Dataset extract below:
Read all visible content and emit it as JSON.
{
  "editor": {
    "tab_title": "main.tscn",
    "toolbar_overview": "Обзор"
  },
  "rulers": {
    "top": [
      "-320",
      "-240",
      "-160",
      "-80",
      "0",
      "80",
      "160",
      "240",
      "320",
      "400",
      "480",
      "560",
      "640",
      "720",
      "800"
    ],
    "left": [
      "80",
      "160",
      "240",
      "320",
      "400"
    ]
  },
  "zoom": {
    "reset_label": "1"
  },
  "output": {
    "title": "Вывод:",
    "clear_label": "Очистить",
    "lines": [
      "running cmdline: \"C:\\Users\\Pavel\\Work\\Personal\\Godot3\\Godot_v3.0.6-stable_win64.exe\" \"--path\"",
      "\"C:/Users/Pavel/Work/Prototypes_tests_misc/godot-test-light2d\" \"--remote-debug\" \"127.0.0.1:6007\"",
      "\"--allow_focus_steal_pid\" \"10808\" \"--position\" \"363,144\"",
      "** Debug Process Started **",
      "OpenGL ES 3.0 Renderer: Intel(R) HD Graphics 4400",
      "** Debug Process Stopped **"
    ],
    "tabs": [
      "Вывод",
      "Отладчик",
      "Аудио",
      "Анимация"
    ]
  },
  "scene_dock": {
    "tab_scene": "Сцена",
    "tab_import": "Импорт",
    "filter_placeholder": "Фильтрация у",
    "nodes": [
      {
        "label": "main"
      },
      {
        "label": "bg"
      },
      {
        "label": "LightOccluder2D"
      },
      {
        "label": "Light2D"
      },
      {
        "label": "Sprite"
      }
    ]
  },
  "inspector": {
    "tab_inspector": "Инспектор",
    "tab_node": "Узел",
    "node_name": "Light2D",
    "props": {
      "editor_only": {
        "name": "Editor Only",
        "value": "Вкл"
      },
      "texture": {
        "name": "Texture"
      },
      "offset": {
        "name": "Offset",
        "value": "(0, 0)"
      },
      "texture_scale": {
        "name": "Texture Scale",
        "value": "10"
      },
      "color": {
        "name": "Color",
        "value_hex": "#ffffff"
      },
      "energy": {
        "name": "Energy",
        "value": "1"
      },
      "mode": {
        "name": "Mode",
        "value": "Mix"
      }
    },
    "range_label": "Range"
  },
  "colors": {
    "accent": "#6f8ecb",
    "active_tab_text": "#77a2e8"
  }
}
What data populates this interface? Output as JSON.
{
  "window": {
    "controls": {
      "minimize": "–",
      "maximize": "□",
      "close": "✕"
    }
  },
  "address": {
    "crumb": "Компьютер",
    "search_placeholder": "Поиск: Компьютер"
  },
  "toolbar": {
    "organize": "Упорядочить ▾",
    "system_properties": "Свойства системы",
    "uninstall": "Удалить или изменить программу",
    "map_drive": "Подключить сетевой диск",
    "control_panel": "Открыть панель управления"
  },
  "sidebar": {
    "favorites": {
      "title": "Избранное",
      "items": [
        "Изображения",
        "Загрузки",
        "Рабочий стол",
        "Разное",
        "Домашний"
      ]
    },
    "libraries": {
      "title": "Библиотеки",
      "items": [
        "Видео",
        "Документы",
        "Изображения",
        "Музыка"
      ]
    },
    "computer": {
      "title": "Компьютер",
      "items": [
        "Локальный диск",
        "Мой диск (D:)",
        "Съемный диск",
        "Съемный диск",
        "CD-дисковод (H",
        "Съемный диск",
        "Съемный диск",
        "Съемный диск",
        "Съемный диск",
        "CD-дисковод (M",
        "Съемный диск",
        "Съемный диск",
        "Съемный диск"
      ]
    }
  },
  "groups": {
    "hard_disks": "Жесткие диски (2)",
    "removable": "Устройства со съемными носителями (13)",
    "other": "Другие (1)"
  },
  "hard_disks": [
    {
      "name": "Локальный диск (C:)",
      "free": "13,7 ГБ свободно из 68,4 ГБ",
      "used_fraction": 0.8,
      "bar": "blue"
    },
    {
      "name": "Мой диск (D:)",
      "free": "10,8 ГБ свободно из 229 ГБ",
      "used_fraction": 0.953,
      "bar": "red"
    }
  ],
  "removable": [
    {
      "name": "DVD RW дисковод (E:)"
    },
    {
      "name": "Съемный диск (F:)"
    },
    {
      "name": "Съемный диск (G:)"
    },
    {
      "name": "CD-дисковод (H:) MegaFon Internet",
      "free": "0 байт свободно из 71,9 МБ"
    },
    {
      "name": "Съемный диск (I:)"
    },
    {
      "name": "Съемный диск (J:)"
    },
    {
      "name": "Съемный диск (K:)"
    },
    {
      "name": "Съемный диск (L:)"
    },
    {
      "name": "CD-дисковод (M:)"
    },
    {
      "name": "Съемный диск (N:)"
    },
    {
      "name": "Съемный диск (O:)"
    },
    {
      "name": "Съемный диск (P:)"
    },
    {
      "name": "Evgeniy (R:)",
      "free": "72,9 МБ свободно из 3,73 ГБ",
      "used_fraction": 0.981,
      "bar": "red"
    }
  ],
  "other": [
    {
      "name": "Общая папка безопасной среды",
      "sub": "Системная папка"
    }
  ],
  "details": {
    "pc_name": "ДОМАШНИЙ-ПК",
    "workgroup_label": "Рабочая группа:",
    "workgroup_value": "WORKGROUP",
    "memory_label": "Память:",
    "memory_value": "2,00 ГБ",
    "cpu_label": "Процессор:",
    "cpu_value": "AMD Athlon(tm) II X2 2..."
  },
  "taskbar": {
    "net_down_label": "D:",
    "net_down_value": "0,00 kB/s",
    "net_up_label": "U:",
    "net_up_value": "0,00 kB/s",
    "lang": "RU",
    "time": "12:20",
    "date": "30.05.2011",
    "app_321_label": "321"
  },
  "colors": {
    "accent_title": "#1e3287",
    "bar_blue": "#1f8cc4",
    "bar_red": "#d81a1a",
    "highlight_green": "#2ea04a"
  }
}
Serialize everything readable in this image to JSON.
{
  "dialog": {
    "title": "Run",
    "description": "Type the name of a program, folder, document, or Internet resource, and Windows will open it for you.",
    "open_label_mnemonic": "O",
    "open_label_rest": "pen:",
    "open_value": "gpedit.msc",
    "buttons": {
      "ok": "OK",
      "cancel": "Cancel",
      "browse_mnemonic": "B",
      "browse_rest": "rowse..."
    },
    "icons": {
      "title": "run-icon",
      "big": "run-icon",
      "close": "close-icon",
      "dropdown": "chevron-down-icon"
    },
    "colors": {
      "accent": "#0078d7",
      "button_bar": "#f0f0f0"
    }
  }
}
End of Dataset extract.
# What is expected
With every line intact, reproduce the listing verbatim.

# Exercise solution
Read all visible content and emit it as JSON.
{
  "editor": {
    "tab_title": "main.tscn",
    "toolbar_overview": "Обзор"
  },
  "rulers": {
    "top": [
      "-320",
      "-240",
      "-160",
      "-80",
      "0",
      "80",
      "160",
      "240",
      "320",
      "400",
      "480",
      "560",
      "640",
      "720",
      "800"
    ],
    "left": [
      "80",
      "160",
      "240",
      "320",
      "400"
    ]
  },
  "zoom": {
    "reset_label": "1"
  },
  "output": {
    "title": "Вывод:",
    "clear_label": "Очистить",
    "lines": [
      "running cmdline: \"C:\\Users\\Pavel\\Work\\Personal\\Godot3\\Godot_v3.0.6-stable_win64.exe\" \"--path\"",
      "\"C:/Users/Pavel/Work/Prototypes_tests_misc/godot-test-light2d\" \"--remote-debug\" \"127.0.0.1:6007\"",
      "\"--allow_focus_steal_pid\" \"10808\" \"--position\" \"363,144\"",
      "** Debug Process Started **",
      "OpenGL ES 3.0 Renderer: Intel(R) HD Graphics 4400",
      "** Debug Process Stopped **"
    ],
    "tabs": [
      "Вывод",
      "Отладчик",
      "Аудио",
      "Анимация"
    ]
  },
  "scene_dock": {
    "tab_scene": "Сцена",
    "tab_import": "Импорт",
    "filter_placeholder": "Фильтрация у",
    "nodes": [
      {
        "label": "main"
      },
      {
        "label": "bg"
      },
      {
        "label": "LightOccluder2D"
      },
      {
        "label": "Light2D"
      },
      {
        "label": "Sprite"
      }
    ]
  },
  "inspector": {
    "tab_inspector": "Инспектор",
    "tab_node": "Узел",
    "node_name": "Light2D",
    "props": {
      "editor_only": {
        "name": "Editor Only",
        "value": "Вкл"
      },
      "texture": {
        "name": "Texture"
      },
      "offset": {
        "name": "Offset",
        "value": "(0, 0)"
      },
      "texture_scale": {
        "name": "Texture Scale",
        "value": "10"
      },
      "color": {
        "name": "Color",
        "value_hex": "#ffffff"
      },
      "energy": {
        "name": "Energy",
        "value": "1"
      },
      "mode": {
        "name": "Mode",
        "value": "Mix"
      }
    },
    "range_label": "Range"
  },
  "colors": {
    "accent": "#6f8ecb",
    "active_tab_text": "#77a2e8"
  }
}
What data populates this interface? Output as JSON.
{
  "window": {
    "controls": {
      "minimize": "–",
      "maximize": "□",
      "close": "✕"
    }
  },
  "address": {
    "crumb": "Компьютер",
    "search_placeholder": "Поиск: Компьютер"
  },
  "toolbar": {
    "organize": "Упорядочить ▾",
    "system_properties": "Свойства системы",
    "uninstall": "Удалить или изменить программу",
    "map_drive": "Подключить сетевой диск",
    "control_panel": "Открыть панель управления"
  },
  "sidebar": {
    "favorites": {
      "title": "Избранное",
      "items": [
        "Изображения",
        "Загрузки",
        "Рабочий стол",
        "Разное",
        "Домашний"
      ]
    },
    "libraries": {
      "title": "Библиотеки",
      "items": [
        "Видео",
        "Документы",
        "Изображения",
        "Музыка"
      ]
    },
    "computer": {
      "title": "Компьютер",
      "items": [
        "Локальный диск",
        "Мой диск (D:)",
        "Съемный диск",
        "Съемный диск",
        "CD-дисковод (H",
        "Съемный диск",
        "Съемный диск",
        "Съемный диск",
        "Съемный диск",
        "CD-дисковод (M",
        "Съемный диск",
        "Съемный диск",
        "Съемный диск"
      ]
    }
  },
  "groups": {
    "hard_disks": "Жесткие диски (2)",
    "removable": "Устройства со съемными носителями (13)",
    "other": "Другие (1)"
  },
  "hard_disks": [
    {
      "name": "Локальный диск (C:)",
      "free": "13,7 ГБ свободно из 68,4 ГБ",
      "used_fraction": 0.8,
      "bar": "blue"
    },
    {
      "name": "Мой диск (D:)",
      "free": "10,8 ГБ свободно из 229 ГБ",
      "used_fraction": 0.953,
      "bar": "red"
    }
  ],
  "removable": [
    {
      "name": "DVD RW дисковод (E:)"
    },
    {
      "name": "Съемный диск (F:)"
    },
    {
      "name": "Съемный диск (G:)"
    },
    {
      "name": "CD-дисковод (H:) MegaFon Internet",
      "free": "0 байт свободно из 71,9 МБ"
    },
    {
      "name": "Съемный диск (I:)"
    },
    {
      "name": "Съемный диск (J:)"
    },
    {
      "name": "Съемный диск (K:)"
    },
    {
      "name": "Съемный диск (L:)"
    },
    {
      "name": "CD-дисковод (M:)"
    },
    {
      "name": "Съемный диск (N:)"
    },
    {
      "name": "Съемный диск (O:)"
    },
    {
      "name": "Съемный диск (P:)"
    },
    {
      "name": "Evgeniy (R:)",
      "free": "72,9 МБ свободно из 3,73 ГБ",
      "used_fraction": 0.981,
      "bar": "red"
    }
  ],
  "other": [
    {
      "name": "Общая папка безопасной среды",
      "sub": "Системная папка"
    }
  ],
  "details": {
    "pc_name": "ДОМАШНИЙ-ПК",
    "workgroup_label": "Рабочая группа:",
    "workgroup_value": "WORKGROUP",
    "memory_label": "Память:",
    "memory_value": "2,00 ГБ",
    "cpu_label": "Процессор:",
    "cpu_value": "AMD Athlon(tm) II X2 2..."
  },
  "taskbar": {
    "net_down_label": "D:",
    "net_down_value": "0,00 kB/s",
    "net_up_label": "U:",
    "net_up_value": "0,00 kB/s",
    "lang": "RU",
    "time": "12:20",
    "date": "30.05.2011",
    "app_321_label": "321"
  },
  "colors": {
    "accent_title": "#1e3287",
    "bar_blue": "#1f8cc4",
    "bar_red": "#d81a1a",
    "highlight_green": "#2ea04a"
  }
}
Serialize everything readable in this image to JSON.
{
  "dialog": {
    "title": "Run",
    "description": "Type the name of a program, folder, document, or Internet resource, and Windows will open it for you.",
    "open_label_mnemonic": "O",
    "open_label_rest": "pen:",
    "open_value": "gpedit.msc",
    "buttons": {
      "ok": "OK",
      "cancel": "Cancel",
      "browse_mnemonic": "B",
      "browse_rest": "rowse..."
    },
    "icons": {
      "title": "run-icon",
      "big": "run-icon",
      "close": "close-icon",
      "dropdown": "chevron-down-icon"
    },
    "colors": {
      "accent": "#0078d7",
      "button_bar": "#f0f0f0"
    }
  }
}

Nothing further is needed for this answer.